● WORK ORDER:
Give every entry below again, exactly as written, and skip the images.

● LISTED ENTRIES:
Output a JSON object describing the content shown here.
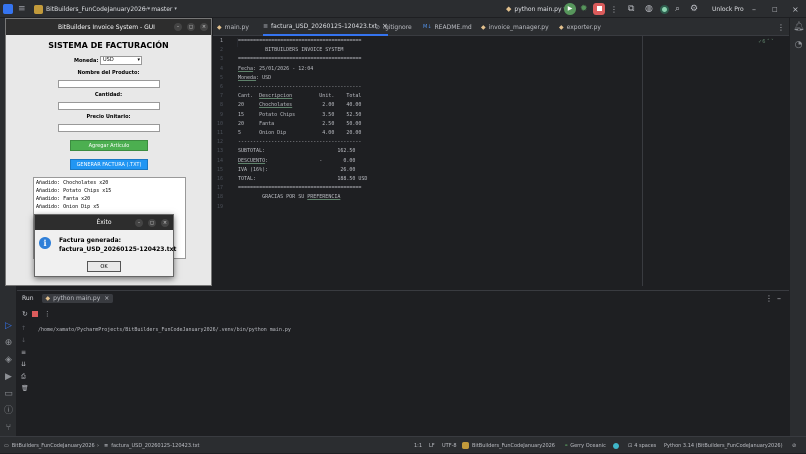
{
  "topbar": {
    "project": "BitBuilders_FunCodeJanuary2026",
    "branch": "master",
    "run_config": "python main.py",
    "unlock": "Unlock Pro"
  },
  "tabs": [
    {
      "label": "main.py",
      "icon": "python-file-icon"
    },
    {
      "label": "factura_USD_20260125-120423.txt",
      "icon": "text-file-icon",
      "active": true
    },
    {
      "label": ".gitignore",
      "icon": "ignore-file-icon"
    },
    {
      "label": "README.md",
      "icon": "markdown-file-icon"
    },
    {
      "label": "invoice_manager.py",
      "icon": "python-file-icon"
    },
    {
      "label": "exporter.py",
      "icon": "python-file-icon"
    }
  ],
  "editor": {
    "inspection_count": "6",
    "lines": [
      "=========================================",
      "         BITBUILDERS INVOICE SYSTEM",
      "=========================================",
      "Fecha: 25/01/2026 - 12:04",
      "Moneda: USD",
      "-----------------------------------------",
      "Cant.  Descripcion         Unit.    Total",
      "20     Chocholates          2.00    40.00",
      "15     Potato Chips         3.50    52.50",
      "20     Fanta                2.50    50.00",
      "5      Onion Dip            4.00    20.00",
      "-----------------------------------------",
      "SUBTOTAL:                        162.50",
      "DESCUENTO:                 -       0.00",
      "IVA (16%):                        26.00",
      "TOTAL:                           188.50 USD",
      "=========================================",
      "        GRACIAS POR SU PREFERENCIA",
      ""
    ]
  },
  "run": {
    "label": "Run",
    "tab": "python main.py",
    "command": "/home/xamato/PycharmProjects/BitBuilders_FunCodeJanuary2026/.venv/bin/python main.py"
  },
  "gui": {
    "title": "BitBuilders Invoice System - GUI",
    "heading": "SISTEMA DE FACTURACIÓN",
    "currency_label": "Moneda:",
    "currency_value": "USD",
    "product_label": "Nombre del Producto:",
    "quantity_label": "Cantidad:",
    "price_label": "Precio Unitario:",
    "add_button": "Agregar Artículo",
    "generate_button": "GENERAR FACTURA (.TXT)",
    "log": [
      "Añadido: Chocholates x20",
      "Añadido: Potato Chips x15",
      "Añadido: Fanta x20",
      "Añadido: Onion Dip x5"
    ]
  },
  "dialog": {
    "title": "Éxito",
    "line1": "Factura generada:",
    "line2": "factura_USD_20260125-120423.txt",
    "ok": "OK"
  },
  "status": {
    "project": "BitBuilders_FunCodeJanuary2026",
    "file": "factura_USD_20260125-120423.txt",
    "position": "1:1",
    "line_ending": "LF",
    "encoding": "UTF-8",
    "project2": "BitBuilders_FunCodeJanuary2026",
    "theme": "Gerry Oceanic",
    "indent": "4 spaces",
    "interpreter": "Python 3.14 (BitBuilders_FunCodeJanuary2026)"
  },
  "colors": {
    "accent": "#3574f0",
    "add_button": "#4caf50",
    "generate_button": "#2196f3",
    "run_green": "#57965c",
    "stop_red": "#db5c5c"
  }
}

● TASK OUTPUT:
Output a JSON object describing the content shown here.
{
  "topbar": {
    "project": "BitBuilders_FunCodeJanuary2026",
    "branch": "master",
    "run_config": "python main.py",
    "unlock": "Unlock Pro"
  },
  "tabs": [
    {
      "label": "main.py",
      "icon": "python-file-icon"
    },
    {
      "label": "factura_USD_20260125-120423.txt",
      "icon": "text-file-icon",
      "active": true
    },
    {
      "label": ".gitignore",
      "icon": "ignore-file-icon"
    },
    {
      "label": "README.md",
      "icon": "markdown-file-icon"
    },
    {
      "label": "invoice_manager.py",
      "icon": "python-file-icon"
    },
    {
      "label": "exporter.py",
      "icon": "python-file-icon"
    }
  ],
  "editor": {
    "inspection_count": "6",
    "lines": [
      "=========================================",
      "         BITBUILDERS INVOICE SYSTEM",
      "=========================================",
      "Fecha: 25/01/2026 - 12:04",
      "Moneda: USD",
      "-----------------------------------------",
      "Cant.  Descripcion         Unit.    Total",
      "20     Chocholates          2.00    40.00",
      "15     Potato Chips         3.50    52.50",
      "20     Fanta                2.50    50.00",
      "5      Onion Dip            4.00    20.00",
      "-----------------------------------------",
      "SUBTOTAL:                        162.50",
      "DESCUENTO:                 -       0.00",
      "IVA (16%):                        26.00",
      "TOTAL:                           188.50 USD",
      "=========================================",
      "        GRACIAS POR SU PREFERENCIA",
      ""
    ]
  },
  "run": {
    "label": "Run",
    "tab": "python main.py",
    "command": "/home/xamato/PycharmProjects/BitBuilders_FunCodeJanuary2026/.venv/bin/python main.py"
  },
  "gui": {
    "title": "BitBuilders Invoice System - GUI",
    "heading": "SISTEMA DE FACTURACIÓN",
    "currency_label": "Moneda:",
    "currency_value": "USD",
    "product_label": "Nombre del Producto:",
    "quantity_label": "Cantidad:",
    "price_label": "Precio Unitario:",
    "add_button": "Agregar Artículo",
    "generate_button": "GENERAR FACTURA (.TXT)",
    "log": [
      "Añadido: Chocholates x20",
      "Añadido: Potato Chips x15",
      "Añadido: Fanta x20",
      "Añadido: Onion Dip x5"
    ]
  },
  "dialog": {
    "title": "Éxito",
    "line1": "Factura generada:",
    "line2": "factura_USD_20260125-120423.txt",
    "ok": "OK"
  },
  "status": {
    "project": "BitBuilders_FunCodeJanuary2026",
    "file": "factura_USD_20260125-120423.txt",
    "position": "1:1",
    "line_ending": "LF",
    "encoding": "UTF-8",
    "project2": "BitBuilders_FunCodeJanuary2026",
    "theme": "Gerry Oceanic",
    "indent": "4 spaces",
    "interpreter": "Python 3.14 (BitBuilders_FunCodeJanuary2026)"
  },
  "colors": {
    "accent": "#3574f0",
    "add_button": "#4caf50",
    "generate_button": "#2196f3",
    "run_green": "#57965c",
    "stop_red": "#db5c5c"
  }
}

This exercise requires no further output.